you have a plan to deice or defrost your aircraft in case it gets snow covered
or exposed to freezing rain? From fuel tanks to control surfaces to landing
gear, have you considered how you would deice your aircraft? If you have a
retractable gear aircraft, does your flight manual re commend you leave the gear
down a little longer after takeoff to help blow off any potential source of
freezing liquid before retracting the gear. There have been cases where wheels
have frozen in the 'up' position. Do you have a plan for dealing with slush and
freezing rain and snow on your landing gear as you taxi out for takeoff and

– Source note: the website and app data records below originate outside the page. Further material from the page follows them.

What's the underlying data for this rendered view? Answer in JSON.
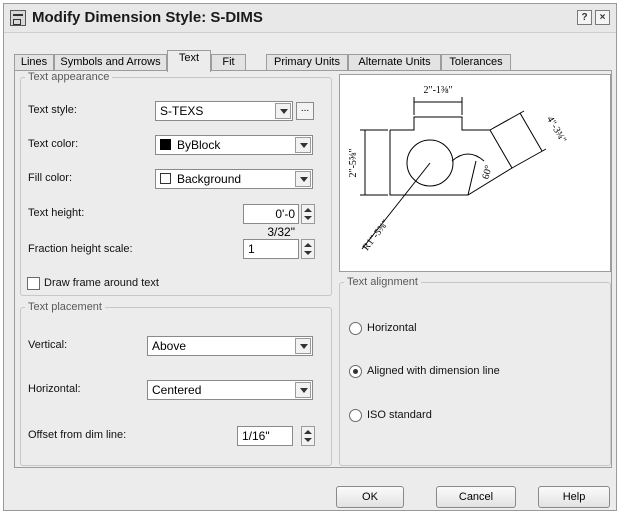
{
  "window": {
    "title": "Modify Dimension Style: S-DIMS",
    "help_label": "?",
    "close_label": "×"
  },
  "tabs": [
    {
      "label": "Lines"
    },
    {
      "label": "Symbols and Arrows"
    },
    {
      "label": "Text"
    },
    {
      "label": "Fit"
    },
    {
      "label": "Primary Units"
    },
    {
      "label": "Alternate Units"
    },
    {
      "label": "Tolerances"
    }
  ],
  "text_appearance": {
    "group_label": "Text appearance",
    "text_style": {
      "label": "Text style:",
      "value": "S-TEXS",
      "browse_label": "..."
    },
    "text_color": {
      "label": "Text color:",
      "value": "ByBlock",
      "swatch_color": "#000000"
    },
    "fill_color": {
      "label": "Fill color:",
      "value": "Background",
      "swatch_color": "#ffffff"
    },
    "text_height": {
      "label": "Text height:",
      "value": "0'-0 3/32\""
    },
    "fraction_height_scale": {
      "label": "Fraction height scale:",
      "value": "1"
    },
    "draw_frame": {
      "label": "Draw frame around text",
      "checked": false
    }
  },
  "text_placement": {
    "group_label": "Text placement",
    "vertical": {
      "label": "Vertical:",
      "value": "Above"
    },
    "horizontal": {
      "label": "Horizontal:",
      "value": "Centered"
    },
    "offset": {
      "label": "Offset from dim line:",
      "value": "1/16\""
    }
  },
  "preview": {
    "dim_top": "2\"-1⅜\"",
    "dim_left": "2\"-5⅝\"",
    "dim_right": "4\"-3¾\"",
    "dim_angle": "60°",
    "dim_radius": "R1\"-5⅜\""
  },
  "text_alignment": {
    "group_label": "Text alignment",
    "options": [
      {
        "label": "Horizontal",
        "selected": false
      },
      {
        "label": "Aligned with dimension line",
        "selected": true
      },
      {
        "label": "ISO standard",
        "selected": false
      }
    ]
  },
  "buttons": {
    "ok": "OK",
    "cancel": "Cancel",
    "help": "Help"
  }
}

after landing? What about frost on your wings?
was the last time you checked your pitot's heating system? What is your plan for
starting your aircraft if your battery dies? Do you know how to protect your
aircraft's battery when the temperature is below freezing? Do you know how to
jumpstart your aircraft? Does it have any special safety precautions for
jumpstarting? Considering the risks of hand propping an aircraft with snow or
ice on the ground, do you have a plan and a safe method for hand propping your
aircraft if you decide to do so?
you have a plan for operating on a slippery runway and ramp area? With all of
the news stories about the dangers of super-cooled water droplets, have you
considered or know how your aircraft might perform with a significant amount of
ice attached to it?
you know the capabilities of the various types of deicing and anti-icing fluids
available? Are they approved for your particular type aircraft? Some fluids have
a minimum rotation speed necessary so that the fluid will blow off the aircraft.
Is your aircraft 's rotation speed fast enough for the available fluid?
are only a few of the things a well-prepared aviator or aircraft owner needs
to think about when operating in snow country. FAA has published many snow and
winter operations advisory circulars as well as other safety recommendations for
those operating in snow country. Those living full-time in the Snow Belt should
be aware of how to operate safely when the landscape turns white and cold, but
everyday new pilots are certificated and new and old pilots from the sun-belt
venture into the frozen north. They may not know or remember the safe operating
techniques needed to flying in the cold areas and especially during the limited
daylight hours we all have during the winter months. For those pilots, we
recommend they contact the Flight Standards District Office (FSDO) Safety
Program Manager (SPM) in the area they are planning to visit for the latest
safety information. The SPM may refer you to one of the office's volunteer
aviation safety counselors who may be an expert on winter operations in that
area for more advice.
Winter can be a beautiful and safe
season for flying as long as you and your aircraft are properly prepared for its
unique challenges. The secret is simple. It is the same for any season. With
proper planning, preparation, and good risk management, you can have a safe and
fun filled winter season. But the single most important safety practice any
pilot can do is to file and activate, as appropriate, a flight plan. FAA
Aviation News hopes everyone has a safe winter-flight season.